Collected data entries
= = = = =

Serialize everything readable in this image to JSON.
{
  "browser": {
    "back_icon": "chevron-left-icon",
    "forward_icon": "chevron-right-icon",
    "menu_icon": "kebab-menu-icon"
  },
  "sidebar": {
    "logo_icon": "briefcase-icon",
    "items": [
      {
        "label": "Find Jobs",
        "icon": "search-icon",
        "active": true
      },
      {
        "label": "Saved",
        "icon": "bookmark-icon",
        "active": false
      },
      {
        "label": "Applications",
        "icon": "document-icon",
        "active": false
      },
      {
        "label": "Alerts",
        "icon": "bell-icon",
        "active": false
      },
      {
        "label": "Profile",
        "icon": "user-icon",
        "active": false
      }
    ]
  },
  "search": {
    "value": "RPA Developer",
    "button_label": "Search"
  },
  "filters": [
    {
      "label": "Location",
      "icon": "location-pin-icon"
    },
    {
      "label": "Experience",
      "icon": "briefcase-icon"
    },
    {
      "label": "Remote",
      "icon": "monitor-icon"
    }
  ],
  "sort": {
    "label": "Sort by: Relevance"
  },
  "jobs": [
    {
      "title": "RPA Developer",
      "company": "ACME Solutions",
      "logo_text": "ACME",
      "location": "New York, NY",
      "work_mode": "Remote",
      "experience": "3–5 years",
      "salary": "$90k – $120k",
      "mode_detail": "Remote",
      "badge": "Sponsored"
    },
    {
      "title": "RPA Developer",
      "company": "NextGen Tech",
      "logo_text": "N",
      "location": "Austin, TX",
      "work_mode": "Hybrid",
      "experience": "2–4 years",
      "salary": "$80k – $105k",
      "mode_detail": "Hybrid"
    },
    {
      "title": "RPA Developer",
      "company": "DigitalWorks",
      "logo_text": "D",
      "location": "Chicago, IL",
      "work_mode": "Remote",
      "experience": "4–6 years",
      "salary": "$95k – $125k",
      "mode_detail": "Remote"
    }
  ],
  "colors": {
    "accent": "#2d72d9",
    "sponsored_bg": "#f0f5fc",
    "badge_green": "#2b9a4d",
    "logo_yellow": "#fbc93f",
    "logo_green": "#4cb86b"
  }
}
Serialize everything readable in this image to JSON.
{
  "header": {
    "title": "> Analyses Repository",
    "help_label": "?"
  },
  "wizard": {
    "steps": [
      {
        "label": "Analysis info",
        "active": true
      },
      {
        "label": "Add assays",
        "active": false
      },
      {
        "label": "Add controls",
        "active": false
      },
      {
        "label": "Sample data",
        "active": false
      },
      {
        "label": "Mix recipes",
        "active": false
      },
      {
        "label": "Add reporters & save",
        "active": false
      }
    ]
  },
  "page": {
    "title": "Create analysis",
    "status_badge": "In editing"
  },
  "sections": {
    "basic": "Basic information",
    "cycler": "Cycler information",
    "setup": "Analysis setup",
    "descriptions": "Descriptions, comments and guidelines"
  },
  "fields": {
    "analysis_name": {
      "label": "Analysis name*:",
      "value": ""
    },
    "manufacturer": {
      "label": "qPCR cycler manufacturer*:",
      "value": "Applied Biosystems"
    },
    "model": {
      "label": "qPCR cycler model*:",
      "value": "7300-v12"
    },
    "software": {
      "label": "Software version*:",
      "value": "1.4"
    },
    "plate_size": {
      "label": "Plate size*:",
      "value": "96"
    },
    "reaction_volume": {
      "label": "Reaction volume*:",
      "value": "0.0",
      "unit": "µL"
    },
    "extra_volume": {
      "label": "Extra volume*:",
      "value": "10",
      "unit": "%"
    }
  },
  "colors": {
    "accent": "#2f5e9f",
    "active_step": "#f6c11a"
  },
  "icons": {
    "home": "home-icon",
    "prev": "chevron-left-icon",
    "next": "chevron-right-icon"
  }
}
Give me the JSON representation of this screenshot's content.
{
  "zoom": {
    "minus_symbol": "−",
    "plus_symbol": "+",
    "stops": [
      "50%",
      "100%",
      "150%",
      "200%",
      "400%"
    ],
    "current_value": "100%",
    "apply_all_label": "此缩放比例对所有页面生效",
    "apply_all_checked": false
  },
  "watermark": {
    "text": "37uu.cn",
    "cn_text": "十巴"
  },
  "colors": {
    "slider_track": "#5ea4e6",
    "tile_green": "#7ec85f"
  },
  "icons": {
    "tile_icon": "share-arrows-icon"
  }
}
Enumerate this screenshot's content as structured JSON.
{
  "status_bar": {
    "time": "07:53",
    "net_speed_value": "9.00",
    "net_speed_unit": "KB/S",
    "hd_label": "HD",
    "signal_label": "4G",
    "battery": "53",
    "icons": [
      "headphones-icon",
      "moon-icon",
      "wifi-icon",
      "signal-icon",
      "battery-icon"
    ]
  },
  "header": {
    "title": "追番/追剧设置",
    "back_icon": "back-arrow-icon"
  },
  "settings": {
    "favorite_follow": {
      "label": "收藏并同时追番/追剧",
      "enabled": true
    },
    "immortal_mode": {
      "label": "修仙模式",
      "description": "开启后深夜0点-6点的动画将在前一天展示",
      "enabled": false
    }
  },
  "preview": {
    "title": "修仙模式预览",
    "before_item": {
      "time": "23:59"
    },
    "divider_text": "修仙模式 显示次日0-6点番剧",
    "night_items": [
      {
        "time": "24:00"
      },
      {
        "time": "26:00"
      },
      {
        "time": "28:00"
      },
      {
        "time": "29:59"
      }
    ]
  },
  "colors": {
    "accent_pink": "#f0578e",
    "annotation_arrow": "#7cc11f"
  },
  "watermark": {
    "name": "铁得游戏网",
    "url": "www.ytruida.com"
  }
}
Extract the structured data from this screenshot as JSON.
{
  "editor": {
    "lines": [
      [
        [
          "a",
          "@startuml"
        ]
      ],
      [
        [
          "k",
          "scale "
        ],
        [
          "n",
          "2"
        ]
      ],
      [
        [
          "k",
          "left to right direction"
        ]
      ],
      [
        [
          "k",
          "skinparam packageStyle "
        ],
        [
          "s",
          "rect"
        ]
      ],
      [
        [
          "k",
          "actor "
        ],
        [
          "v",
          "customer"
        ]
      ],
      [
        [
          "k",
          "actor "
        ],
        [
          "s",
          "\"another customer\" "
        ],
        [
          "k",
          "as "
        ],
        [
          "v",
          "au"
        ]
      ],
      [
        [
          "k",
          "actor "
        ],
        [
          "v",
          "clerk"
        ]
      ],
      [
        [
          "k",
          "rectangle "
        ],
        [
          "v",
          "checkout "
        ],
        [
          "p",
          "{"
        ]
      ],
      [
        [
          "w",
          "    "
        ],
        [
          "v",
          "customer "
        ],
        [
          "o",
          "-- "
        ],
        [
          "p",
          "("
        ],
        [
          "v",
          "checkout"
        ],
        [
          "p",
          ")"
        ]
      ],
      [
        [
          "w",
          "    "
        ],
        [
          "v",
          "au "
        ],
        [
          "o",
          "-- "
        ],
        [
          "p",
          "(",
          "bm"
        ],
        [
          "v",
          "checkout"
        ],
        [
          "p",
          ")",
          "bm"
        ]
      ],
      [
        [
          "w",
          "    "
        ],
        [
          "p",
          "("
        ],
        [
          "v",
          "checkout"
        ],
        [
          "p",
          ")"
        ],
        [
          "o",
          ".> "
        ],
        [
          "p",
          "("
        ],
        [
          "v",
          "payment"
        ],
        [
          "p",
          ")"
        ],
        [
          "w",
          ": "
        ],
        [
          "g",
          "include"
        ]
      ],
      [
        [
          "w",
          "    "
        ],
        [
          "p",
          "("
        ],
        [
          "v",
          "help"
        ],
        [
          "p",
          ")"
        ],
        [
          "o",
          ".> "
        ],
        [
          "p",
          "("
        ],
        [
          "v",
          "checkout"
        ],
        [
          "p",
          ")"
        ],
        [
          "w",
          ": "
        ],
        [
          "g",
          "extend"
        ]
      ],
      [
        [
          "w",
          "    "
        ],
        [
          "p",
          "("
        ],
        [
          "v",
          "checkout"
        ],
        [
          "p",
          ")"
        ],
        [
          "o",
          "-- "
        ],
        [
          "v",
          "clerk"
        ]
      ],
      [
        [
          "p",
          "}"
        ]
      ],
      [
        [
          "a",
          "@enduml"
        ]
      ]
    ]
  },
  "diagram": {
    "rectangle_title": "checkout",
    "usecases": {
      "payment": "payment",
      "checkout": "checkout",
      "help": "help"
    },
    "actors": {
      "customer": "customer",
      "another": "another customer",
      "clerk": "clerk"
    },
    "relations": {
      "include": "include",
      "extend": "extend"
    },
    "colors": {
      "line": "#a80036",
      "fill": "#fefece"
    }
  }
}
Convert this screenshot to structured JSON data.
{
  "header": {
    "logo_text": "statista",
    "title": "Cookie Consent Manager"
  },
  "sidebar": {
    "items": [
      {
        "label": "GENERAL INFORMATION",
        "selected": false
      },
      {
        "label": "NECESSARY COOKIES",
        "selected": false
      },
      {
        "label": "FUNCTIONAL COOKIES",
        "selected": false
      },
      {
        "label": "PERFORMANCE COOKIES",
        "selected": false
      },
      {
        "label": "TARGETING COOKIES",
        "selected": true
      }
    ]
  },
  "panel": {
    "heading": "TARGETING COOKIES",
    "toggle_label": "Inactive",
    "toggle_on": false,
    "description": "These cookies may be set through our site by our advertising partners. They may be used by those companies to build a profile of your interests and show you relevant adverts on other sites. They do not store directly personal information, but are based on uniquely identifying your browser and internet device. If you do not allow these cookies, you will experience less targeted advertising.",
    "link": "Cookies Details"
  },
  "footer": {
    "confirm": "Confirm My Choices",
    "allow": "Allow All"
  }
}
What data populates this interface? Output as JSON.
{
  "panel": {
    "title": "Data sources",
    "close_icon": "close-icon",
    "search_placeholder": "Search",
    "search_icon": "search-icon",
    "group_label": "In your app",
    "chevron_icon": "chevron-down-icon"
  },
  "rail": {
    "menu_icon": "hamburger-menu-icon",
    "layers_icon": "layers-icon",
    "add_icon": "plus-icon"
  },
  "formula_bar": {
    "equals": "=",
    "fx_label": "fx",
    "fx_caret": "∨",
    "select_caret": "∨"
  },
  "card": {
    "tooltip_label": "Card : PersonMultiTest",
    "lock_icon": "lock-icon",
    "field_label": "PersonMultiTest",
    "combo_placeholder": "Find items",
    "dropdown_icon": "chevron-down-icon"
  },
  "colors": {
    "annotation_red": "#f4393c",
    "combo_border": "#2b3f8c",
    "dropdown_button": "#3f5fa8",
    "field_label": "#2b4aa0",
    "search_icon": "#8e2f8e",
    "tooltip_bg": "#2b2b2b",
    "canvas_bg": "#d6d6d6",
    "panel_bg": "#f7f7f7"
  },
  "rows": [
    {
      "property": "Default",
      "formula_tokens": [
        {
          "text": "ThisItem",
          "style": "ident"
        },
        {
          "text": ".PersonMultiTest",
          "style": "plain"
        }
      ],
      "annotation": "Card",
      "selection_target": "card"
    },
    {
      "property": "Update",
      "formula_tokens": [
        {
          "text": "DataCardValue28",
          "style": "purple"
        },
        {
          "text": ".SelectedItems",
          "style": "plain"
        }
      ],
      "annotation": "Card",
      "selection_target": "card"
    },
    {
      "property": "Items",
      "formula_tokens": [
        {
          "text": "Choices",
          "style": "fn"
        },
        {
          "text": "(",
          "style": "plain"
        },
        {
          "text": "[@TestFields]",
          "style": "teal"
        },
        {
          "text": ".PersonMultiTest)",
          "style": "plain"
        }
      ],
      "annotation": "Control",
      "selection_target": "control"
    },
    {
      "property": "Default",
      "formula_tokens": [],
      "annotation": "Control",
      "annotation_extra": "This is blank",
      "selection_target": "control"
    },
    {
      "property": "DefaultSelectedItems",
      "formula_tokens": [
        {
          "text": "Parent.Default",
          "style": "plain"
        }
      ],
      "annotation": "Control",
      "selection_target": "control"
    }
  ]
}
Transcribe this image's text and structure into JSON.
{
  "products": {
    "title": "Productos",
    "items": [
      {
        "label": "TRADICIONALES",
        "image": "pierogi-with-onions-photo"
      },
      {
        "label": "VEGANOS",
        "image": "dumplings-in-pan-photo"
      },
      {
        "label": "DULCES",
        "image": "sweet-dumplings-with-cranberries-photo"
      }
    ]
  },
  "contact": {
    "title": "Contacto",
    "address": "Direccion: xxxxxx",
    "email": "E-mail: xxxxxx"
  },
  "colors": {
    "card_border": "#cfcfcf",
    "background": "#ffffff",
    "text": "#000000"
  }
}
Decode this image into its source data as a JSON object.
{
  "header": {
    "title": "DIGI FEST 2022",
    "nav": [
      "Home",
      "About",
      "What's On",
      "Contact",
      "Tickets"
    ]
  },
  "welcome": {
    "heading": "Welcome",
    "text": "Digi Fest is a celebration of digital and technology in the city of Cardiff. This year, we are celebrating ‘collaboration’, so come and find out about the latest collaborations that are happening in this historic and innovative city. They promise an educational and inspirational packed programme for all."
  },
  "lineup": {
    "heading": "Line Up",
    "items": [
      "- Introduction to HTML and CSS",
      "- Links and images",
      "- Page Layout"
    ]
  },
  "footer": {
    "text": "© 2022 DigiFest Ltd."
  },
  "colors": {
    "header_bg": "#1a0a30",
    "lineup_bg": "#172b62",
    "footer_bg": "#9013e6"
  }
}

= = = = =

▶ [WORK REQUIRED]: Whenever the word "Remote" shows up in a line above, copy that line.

▶ [RESULT FOR THIS TASK]:
      "label": "Remote",
      "work_mode": "Remote",
      "mode_detail": "Remote",
      "work_mode": "Remote",
      "mode_detail": "Remote"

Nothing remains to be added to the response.